┏━━

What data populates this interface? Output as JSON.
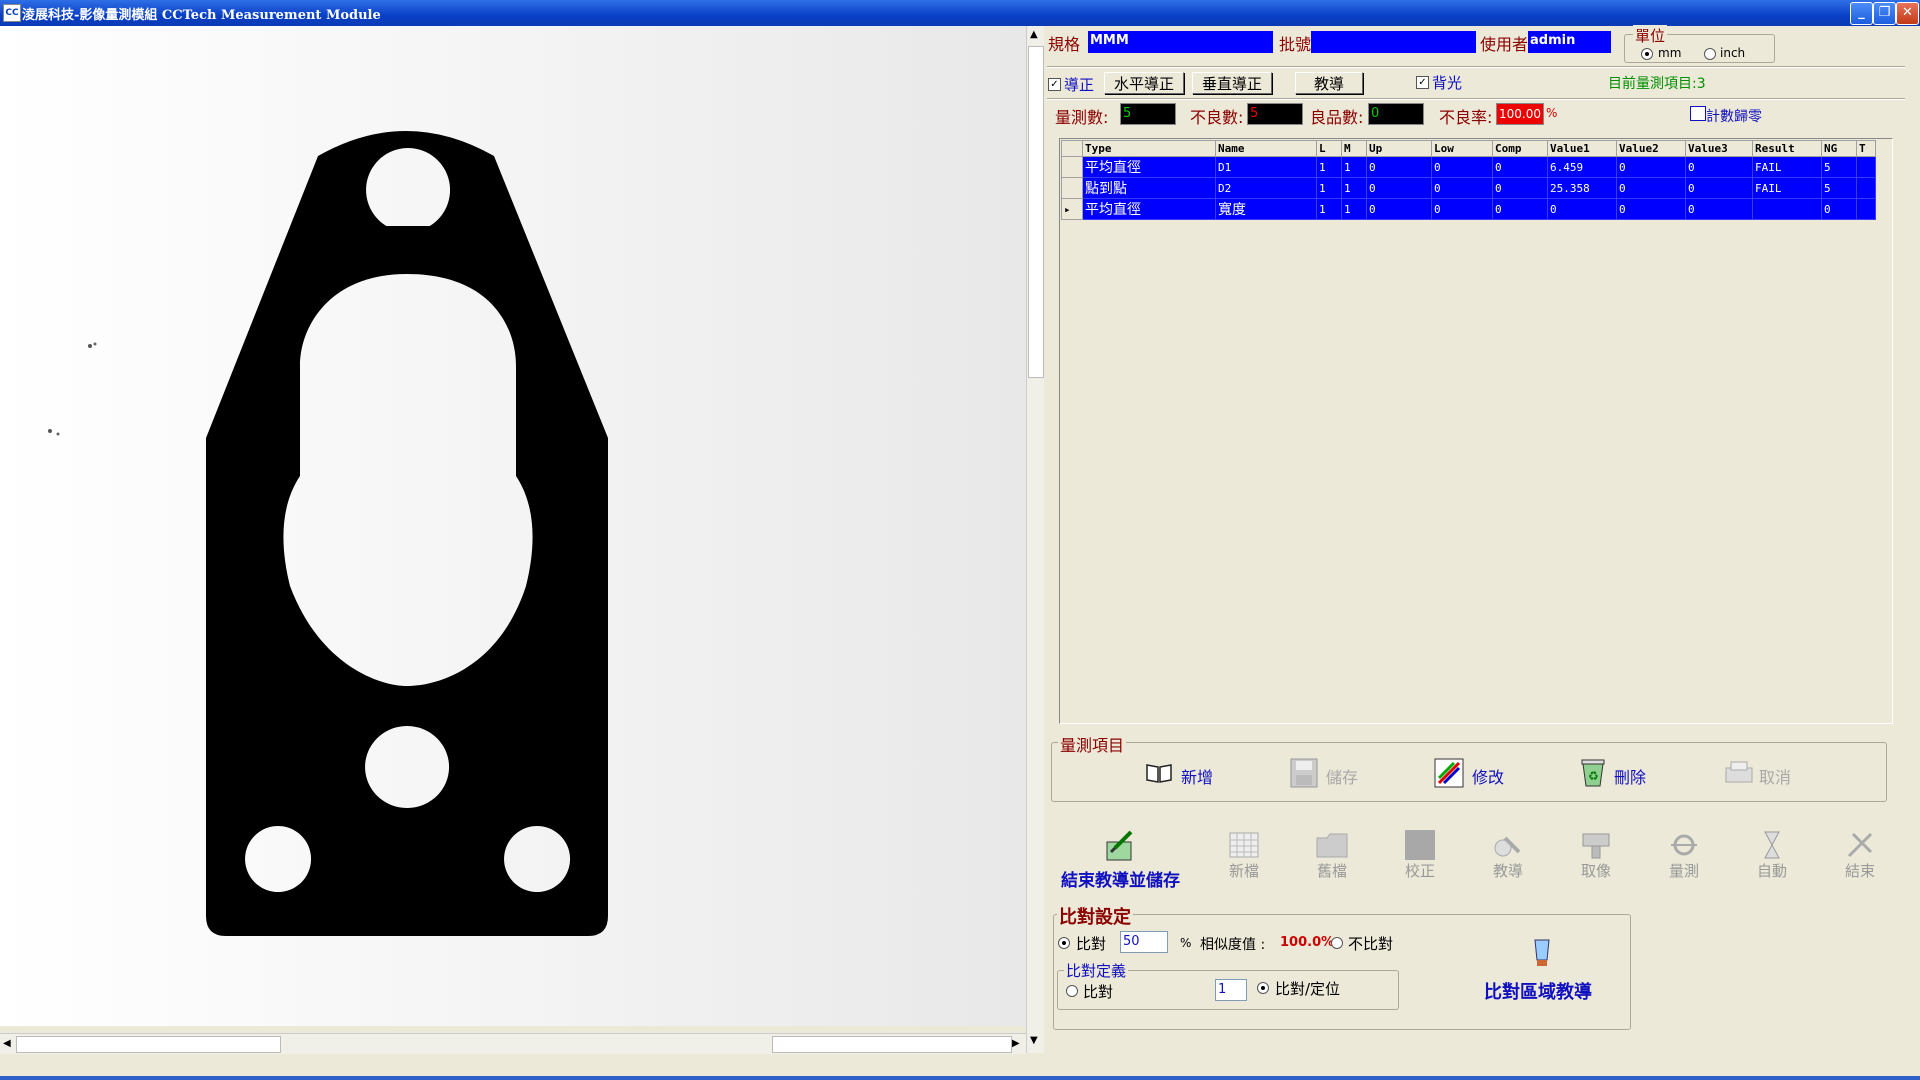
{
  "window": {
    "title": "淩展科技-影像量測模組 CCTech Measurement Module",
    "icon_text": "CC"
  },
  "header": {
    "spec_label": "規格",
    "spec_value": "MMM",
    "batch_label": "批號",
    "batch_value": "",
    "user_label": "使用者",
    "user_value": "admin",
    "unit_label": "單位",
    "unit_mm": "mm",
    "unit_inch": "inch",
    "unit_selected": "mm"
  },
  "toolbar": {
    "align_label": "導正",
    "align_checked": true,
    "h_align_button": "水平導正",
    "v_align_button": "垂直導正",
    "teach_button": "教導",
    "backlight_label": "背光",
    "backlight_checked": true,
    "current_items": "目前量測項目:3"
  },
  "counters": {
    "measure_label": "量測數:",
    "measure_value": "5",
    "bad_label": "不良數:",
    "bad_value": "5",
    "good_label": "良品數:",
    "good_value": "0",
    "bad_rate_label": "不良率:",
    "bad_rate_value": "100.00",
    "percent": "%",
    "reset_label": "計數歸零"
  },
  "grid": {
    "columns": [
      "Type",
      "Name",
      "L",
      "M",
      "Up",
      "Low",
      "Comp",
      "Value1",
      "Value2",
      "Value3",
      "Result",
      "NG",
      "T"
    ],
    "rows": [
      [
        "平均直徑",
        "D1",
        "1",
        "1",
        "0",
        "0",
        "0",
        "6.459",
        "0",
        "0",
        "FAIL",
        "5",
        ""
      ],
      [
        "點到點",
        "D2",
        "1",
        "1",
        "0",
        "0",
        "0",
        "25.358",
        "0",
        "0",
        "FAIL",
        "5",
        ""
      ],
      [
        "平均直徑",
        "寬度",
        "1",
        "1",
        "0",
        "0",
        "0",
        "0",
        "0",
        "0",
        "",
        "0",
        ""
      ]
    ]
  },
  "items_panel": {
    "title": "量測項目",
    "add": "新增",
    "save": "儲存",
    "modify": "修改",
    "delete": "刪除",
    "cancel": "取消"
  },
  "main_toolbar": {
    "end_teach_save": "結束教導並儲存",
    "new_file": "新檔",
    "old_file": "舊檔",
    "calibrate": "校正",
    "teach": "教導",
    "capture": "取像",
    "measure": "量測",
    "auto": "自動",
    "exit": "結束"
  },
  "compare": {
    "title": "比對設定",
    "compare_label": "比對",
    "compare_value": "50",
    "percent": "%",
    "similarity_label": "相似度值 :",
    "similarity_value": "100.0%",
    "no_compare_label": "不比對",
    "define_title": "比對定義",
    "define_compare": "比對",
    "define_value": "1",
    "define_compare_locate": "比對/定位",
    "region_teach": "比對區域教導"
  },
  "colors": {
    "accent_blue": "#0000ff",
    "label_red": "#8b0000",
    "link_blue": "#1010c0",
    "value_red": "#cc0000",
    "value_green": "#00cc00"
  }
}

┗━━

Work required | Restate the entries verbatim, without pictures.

Expected answer |
What data populates this interface? Output as JSON.
{
  "window": {
    "title": "淩展科技-影像量測模組 CCTech Measurement Module",
    "icon_text": "CC"
  },
  "header": {
    "spec_label": "規格",
    "spec_value": "MMM",
    "batch_label": "批號",
    "batch_value": "",
    "user_label": "使用者",
    "user_value": "admin",
    "unit_label": "單位",
    "unit_mm": "mm",
    "unit_inch": "inch",
    "unit_selected": "mm"
  },
  "toolbar": {
    "align_label": "導正",
    "align_checked": true,
    "h_align_button": "水平導正",
    "v_align_button": "垂直導正",
    "teach_button": "教導",
    "backlight_label": "背光",
    "backlight_checked": true,
    "current_items": "目前量測項目:3"
  },
  "counters": {
    "measure_label": "量測數:",
    "measure_value": "5",
    "bad_label": "不良數:",
    "bad_value": "5",
    "good_label": "良品數:",
    "good_value": "0",
    "bad_rate_label": "不良率:",
    "bad_rate_value": "100.00",
    "percent": "%",
    "reset_label": "計數歸零"
  },
  "grid": {
    "columns": [
      "Type",
      "Name",
      "L",
      "M",
      "Up",
      "Low",
      "Comp",
      "Value1",
      "Value2",
      "Value3",
      "Result",
      "NG",
      "T"
    ],
    "rows": [
      [
        "平均直徑",
        "D1",
        "1",
        "1",
        "0",
        "0",
        "0",
        "6.459",
        "0",
        "0",
        "FAIL",
        "5",
        ""
      ],
      [
        "點到點",
        "D2",
        "1",
        "1",
        "0",
        "0",
        "0",
        "25.358",
        "0",
        "0",
        "FAIL",
        "5",
        ""
      ],
      [
        "平均直徑",
        "寬度",
        "1",
        "1",
        "0",
        "0",
        "0",
        "0",
        "0",
        "0",
        "",
        "0",
        ""
      ]
    ]
  },
  "items_panel": {
    "title": "量測項目",
    "add": "新增",
    "save": "儲存",
    "modify": "修改",
    "delete": "刪除",
    "cancel": "取消"
  },
  "main_toolbar": {
    "end_teach_save": "結束教導並儲存",
    "new_file": "新檔",
    "old_file": "舊檔",
    "calibrate": "校正",
    "teach": "教導",
    "capture": "取像",
    "measure": "量測",
    "auto": "自動",
    "exit": "結束"
  },
  "compare": {
    "title": "比對設定",
    "compare_label": "比對",
    "compare_value": "50",
    "percent": "%",
    "similarity_label": "相似度值 :",
    "similarity_value": "100.0%",
    "no_compare_label": "不比對",
    "define_title": "比對定義",
    "define_compare": "比對",
    "define_value": "1",
    "define_compare_locate": "比對/定位",
    "region_teach": "比對區域教導"
  },
  "colors": {
    "accent_blue": "#0000ff",
    "label_red": "#8b0000",
    "link_blue": "#1010c0",
    "value_red": "#cc0000",
    "value_green": "#00cc00"
  }
}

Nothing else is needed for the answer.